▸ **Source data**:
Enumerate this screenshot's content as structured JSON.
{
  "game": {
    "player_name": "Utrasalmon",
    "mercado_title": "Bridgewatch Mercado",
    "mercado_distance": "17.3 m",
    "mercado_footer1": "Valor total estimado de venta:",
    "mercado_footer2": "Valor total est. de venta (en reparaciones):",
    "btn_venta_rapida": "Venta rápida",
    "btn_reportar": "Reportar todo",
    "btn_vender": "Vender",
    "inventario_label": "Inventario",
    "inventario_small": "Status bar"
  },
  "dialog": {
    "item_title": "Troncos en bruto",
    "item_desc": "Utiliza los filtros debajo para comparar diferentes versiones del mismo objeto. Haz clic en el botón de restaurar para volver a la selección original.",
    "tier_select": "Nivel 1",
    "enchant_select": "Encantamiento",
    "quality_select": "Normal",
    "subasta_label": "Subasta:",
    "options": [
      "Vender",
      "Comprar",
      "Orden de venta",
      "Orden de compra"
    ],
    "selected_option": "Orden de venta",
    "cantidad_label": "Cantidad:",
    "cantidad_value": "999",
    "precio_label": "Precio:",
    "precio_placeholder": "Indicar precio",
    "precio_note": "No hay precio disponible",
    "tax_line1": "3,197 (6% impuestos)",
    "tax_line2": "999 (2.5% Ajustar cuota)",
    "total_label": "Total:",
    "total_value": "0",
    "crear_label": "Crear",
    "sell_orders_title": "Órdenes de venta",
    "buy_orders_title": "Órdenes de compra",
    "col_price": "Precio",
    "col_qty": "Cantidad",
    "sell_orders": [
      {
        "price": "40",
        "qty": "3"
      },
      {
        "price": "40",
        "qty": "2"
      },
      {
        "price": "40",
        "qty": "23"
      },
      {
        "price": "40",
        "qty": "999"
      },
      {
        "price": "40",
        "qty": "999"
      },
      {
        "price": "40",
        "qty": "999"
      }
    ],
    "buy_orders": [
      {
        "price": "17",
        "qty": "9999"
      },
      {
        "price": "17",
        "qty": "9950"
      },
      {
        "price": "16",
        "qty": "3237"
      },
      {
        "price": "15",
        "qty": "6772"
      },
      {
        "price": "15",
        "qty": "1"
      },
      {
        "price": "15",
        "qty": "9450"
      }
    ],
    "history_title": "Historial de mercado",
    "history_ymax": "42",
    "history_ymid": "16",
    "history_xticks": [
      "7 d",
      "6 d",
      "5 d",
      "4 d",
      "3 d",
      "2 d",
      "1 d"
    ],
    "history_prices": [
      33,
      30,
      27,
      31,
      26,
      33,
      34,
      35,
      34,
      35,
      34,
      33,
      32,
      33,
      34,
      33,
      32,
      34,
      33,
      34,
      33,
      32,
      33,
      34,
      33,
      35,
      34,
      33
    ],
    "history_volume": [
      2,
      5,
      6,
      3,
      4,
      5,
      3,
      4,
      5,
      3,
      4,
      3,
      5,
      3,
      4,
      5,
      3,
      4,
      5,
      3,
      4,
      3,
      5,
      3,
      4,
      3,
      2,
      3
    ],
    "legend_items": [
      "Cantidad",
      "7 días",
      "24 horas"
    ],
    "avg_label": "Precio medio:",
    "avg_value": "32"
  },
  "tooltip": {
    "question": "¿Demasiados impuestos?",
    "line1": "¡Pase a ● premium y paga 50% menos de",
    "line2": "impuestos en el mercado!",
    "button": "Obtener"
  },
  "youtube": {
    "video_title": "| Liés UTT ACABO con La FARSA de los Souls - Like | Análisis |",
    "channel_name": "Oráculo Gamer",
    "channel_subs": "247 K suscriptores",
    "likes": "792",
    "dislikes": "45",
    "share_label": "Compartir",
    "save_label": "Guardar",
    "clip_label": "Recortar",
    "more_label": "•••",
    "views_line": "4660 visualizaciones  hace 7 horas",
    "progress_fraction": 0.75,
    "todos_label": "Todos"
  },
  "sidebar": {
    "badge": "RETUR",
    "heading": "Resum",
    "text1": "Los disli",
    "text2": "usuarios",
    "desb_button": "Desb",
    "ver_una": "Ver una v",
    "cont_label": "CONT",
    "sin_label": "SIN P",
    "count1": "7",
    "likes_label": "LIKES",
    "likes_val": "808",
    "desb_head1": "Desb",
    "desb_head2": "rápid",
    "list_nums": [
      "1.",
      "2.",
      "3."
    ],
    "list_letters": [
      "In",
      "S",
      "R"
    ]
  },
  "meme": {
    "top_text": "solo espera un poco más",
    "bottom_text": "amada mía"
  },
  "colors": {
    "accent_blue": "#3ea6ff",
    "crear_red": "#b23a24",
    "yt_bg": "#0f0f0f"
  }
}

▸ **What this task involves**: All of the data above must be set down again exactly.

▸ **Result of this task**:
Enumerate this screenshot's content as structured JSON.
{
  "game": {
    "player_name": "Utrasalmon",
    "mercado_title": "Bridgewatch Mercado",
    "mercado_distance": "17.3 m",
    "mercado_footer1": "Valor total estimado de venta:",
    "mercado_footer2": "Valor total est. de venta (en reparaciones):",
    "btn_venta_rapida": "Venta rápida",
    "btn_reportar": "Reportar todo",
    "btn_vender": "Vender",
    "inventario_label": "Inventario",
    "inventario_small": "Status bar"
  },
  "dialog": {
    "item_title": "Troncos en bruto",
    "item_desc": "Utiliza los filtros debajo para comparar diferentes versiones del mismo objeto. Haz clic en el botón de restaurar para volver a la selección original.",
    "tier_select": "Nivel 1",
    "enchant_select": "Encantamiento",
    "quality_select": "Normal",
    "subasta_label": "Subasta:",
    "options": [
      "Vender",
      "Comprar",
      "Orden de venta",
      "Orden de compra"
    ],
    "selected_option": "Orden de venta",
    "cantidad_label": "Cantidad:",
    "cantidad_value": "999",
    "precio_label": "Precio:",
    "precio_placeholder": "Indicar precio",
    "precio_note": "No hay precio disponible",
    "tax_line1": "3,197 (6% impuestos)",
    "tax_line2": "999 (2.5% Ajustar cuota)",
    "total_label": "Total:",
    "total_value": "0",
    "crear_label": "Crear",
    "sell_orders_title": "Órdenes de venta",
    "buy_orders_title": "Órdenes de compra",
    "col_price": "Precio",
    "col_qty": "Cantidad",
    "sell_orders": [
      {
        "price": "40",
        "qty": "3"
      },
      {
        "price": "40",
        "qty": "2"
      },
      {
        "price": "40",
        "qty": "23"
      },
      {
        "price": "40",
        "qty": "999"
      },
      {
        "price": "40",
        "qty": "999"
      },
      {
        "price": "40",
        "qty": "999"
      }
    ],
    "buy_orders": [
      {
        "price": "17",
        "qty": "9999"
      },
      {
        "price": "17",
        "qty": "9950"
      },
      {
        "price": "16",
        "qty": "3237"
      },
      {
        "price": "15",
        "qty": "6772"
      },
      {
        "price": "15",
        "qty": "1"
      },
      {
        "price": "15",
        "qty": "9450"
      }
    ],
    "history_title": "Historial de mercado",
    "history_ymax": "42",
    "history_ymid": "16",
    "history_xticks": [
      "7 d",
      "6 d",
      "5 d",
      "4 d",
      "3 d",
      "2 d",
      "1 d"
    ],
    "history_prices": [
      33,
      30,
      27,
      31,
      26,
      33,
      34,
      35,
      34,
      35,
      34,
      33,
      32,
      33,
      34,
      33,
      32,
      34,
      33,
      34,
      33,
      32,
      33,
      34,
      33,
      35,
      34,
      33
    ],
    "history_volume": [
      2,
      5,
      6,
      3,
      4,
      5,
      3,
      4,
      5,
      3,
      4,
      3,
      5,
      3,
      4,
      5,
      3,
      4,
      5,
      3,
      4,
      3,
      5,
      3,
      4,
      3,
      2,
      3
    ],
    "legend_items": [
      "Cantidad",
      "7 días",
      "24 horas"
    ],
    "avg_label": "Precio medio:",
    "avg_value": "32"
  },
  "tooltip": {
    "question": "¿Demasiados impuestos?",
    "line1": "¡Pase a ● premium y paga 50% menos de",
    "line2": "impuestos en el mercado!",
    "button": "Obtener"
  },
  "youtube": {
    "video_title": "| Liés UTT ACABO con La FARSA de los Souls - Like | Análisis |",
    "channel_name": "Oráculo Gamer",
    "channel_subs": "247 K suscriptores",
    "likes": "792",
    "dislikes": "45",
    "share_label": "Compartir",
    "save_label": "Guardar",
    "clip_label": "Recortar",
    "more_label": "•••",
    "views_line": "4660 visualizaciones  hace 7 horas",
    "progress_fraction": 0.75,
    "todos_label": "Todos"
  },
  "sidebar": {
    "badge": "RETUR",
    "heading": "Resum",
    "text1": "Los disli",
    "text2": "usuarios",
    "desb_button": "Desb",
    "ver_una": "Ver una v",
    "cont_label": "CONT",
    "sin_label": "SIN P",
    "count1": "7",
    "likes_label": "LIKES",
    "likes_val": "808",
    "desb_head1": "Desb",
    "desb_head2": "rápid",
    "list_nums": [
      "1.",
      "2.",
      "3."
    ],
    "list_letters": [
      "In",
      "S",
      "R"
    ]
  },
  "meme": {
    "top_text": "solo espera un poco más",
    "bottom_text": "amada mía"
  },
  "colors": {
    "accent_blue": "#3ea6ff",
    "crear_red": "#b23a24",
    "yt_bg": "#0f0f0f"
  }
}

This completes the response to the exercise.